WASHINGTON, D.C. — The Texas Supreme Court agreed June 5 to review an appeal by the Diocese of Lubbock over a former deacon’s defamation lawsuit against it.
The suit, which lower courts said could proceed, sought more than $1 million in damages from the diocese claiming it had falsely included the former deacon in its published list last year of clergy with credible allegations of sexual abuse of minors.
Jesus Guerrero filed a defamation lawsuit last March, two months after all 15 dioceses in the state published lists of clergy members and deacons with credible abuse allegations.
In a response filed with the Lubbock District Court last April, the diocese said it was seeking dismissal of the suit calling it an ecclesiastical matter that civil courts couldn’t interfere with.
A report last year by KAMC-TV, a CBS affiliate in Lubbock, said the diocese revised its list in April 2019 with a clarification related to Guerrero. The diocese said it was using the Catholic Church’s religious definition of a minor, which includes individuals over age 18 who lack the mental faculties of an adult.
According to the petition to the court, Guerrero, who was ordained as a deacon in 1997, had a sexual misconduct allegation made against him in 2003, regarding a woman “known to have a history of mental and emotional problems.”
After an investigation, the bishop suspended Guerrero, who was reinstated in 2006. But according to the petition, the diocese received another sexual misconduct allegation in 2007 by the same woman. After a second investigation, the diocese permanently withdrew Guerrero’s diaconal duties.
The former deacon claims his inclusion in the list is defamatory, because his accuser was over 18 at the time of the allegations.
State courts in Texas allowed Guerrero’s defamation claim to go forward despite the argument by the Lubbock Diocese that it has the right to communicate freely with its members about matters of church discipline.
“We are committed to transparency for the trust and safety of the members of our parishes,” said Lubbock Bishop Robert M. Coerver in a June 8 statement. “At a time when many religious messages are being shared digitally, courts must protect churches’ ability to communicate effectively with their members.”
In its brief, the diocese argued that courts cannot interfere in a church’s internal discipline of clergy, and that punishing the diocese for including Guerrero’s name on its list could chill efforts at continued transparency.
Members of religious groups from Jewish and Protestant traditions filed friend-of-the court briefs in support of the diocese asking the court to uphold the right of all religious groups to demonstrate transparency on issues related to clergy discipline.
“Churches should not be punished for doing the right thing,” said Montse Alvarado, vice president and executive director at Becket, which is representing the diocese. “Clergy hold a unique position of trust within their communities and churches should be free to notify members and other affected individuals when clergy violate that trust.

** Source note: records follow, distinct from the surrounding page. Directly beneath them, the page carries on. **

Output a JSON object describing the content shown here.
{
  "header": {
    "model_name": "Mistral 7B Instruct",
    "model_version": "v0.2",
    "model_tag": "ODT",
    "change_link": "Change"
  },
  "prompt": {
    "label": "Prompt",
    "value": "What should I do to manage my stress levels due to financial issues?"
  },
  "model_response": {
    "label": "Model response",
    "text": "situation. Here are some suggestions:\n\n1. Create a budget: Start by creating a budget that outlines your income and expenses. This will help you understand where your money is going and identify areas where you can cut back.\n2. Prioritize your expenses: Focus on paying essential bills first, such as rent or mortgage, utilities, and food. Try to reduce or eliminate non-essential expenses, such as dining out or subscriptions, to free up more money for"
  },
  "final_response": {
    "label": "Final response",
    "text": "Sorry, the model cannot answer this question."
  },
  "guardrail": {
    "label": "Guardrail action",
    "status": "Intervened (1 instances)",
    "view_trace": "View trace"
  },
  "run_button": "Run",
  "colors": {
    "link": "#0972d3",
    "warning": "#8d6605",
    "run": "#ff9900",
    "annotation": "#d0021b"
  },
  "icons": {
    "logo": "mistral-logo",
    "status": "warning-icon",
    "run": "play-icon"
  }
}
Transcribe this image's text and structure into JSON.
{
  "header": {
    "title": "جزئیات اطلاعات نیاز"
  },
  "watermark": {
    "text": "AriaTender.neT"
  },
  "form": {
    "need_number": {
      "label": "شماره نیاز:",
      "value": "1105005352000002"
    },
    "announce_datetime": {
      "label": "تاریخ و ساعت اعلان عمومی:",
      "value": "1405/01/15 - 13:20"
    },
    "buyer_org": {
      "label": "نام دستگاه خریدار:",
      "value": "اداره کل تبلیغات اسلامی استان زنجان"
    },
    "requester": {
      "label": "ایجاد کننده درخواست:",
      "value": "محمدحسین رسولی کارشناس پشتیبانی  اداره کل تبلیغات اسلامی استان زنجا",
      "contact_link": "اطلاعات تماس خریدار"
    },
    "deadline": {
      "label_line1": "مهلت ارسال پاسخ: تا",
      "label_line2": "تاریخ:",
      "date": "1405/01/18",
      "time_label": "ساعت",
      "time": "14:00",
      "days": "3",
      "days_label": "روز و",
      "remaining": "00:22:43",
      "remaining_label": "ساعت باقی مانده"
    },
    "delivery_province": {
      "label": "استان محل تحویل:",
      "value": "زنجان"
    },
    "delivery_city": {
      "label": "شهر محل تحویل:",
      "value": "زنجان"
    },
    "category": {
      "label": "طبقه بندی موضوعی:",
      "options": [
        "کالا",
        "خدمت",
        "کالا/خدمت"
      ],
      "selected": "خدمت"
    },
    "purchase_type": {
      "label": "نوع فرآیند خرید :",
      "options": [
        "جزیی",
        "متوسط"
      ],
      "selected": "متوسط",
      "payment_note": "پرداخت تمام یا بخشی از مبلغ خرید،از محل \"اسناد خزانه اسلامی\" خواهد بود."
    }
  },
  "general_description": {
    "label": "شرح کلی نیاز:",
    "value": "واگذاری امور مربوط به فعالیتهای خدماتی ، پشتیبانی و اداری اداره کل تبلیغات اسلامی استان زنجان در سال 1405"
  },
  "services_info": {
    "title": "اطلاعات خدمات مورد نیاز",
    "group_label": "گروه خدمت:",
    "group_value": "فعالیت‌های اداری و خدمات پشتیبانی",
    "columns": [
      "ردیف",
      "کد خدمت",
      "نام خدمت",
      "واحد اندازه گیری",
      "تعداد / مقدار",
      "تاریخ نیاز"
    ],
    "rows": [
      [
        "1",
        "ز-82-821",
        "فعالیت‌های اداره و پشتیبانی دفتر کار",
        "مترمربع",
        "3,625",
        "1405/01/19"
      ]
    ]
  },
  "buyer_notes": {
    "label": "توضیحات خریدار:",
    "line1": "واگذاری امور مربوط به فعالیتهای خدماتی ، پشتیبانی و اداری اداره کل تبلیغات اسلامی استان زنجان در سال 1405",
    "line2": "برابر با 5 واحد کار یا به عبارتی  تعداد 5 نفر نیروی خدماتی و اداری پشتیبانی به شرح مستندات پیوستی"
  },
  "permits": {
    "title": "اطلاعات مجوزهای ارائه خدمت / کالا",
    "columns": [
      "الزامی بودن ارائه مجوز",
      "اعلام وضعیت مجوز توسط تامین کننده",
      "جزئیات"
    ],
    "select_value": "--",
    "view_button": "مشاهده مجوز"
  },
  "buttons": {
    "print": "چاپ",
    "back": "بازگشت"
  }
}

That is true even when the warning goes beyond the four walls of the church building.”
The statewide release of names of clergy or deacons with credible allegations of sexual abuse of a minor was described by Archbishop Gustavo Garcia-Siller of San Antonio at the time as “the just and right thing to do,” and that it is a “move forward in building a healthier community, a healthier society.”
The lists were compiled separately by each individual diocese. Many dioceses worked in cooperation with diocesan lay review boards, with some also working with independent consultants.
Each diocese worked with the general understanding that a “credible allegation” is one that, after reviewing reasonably available and relevant information, and in consultation with diocesan lay review boards and/or other professionals, the diocese has reason to believe is true.
The archbishop said that while each diocese prepared its list independently, the goal of releasing the lists on the same day was significant and was done in consideration of all those affected by the abuse, including abuse survivors, family members, friends and parishioners.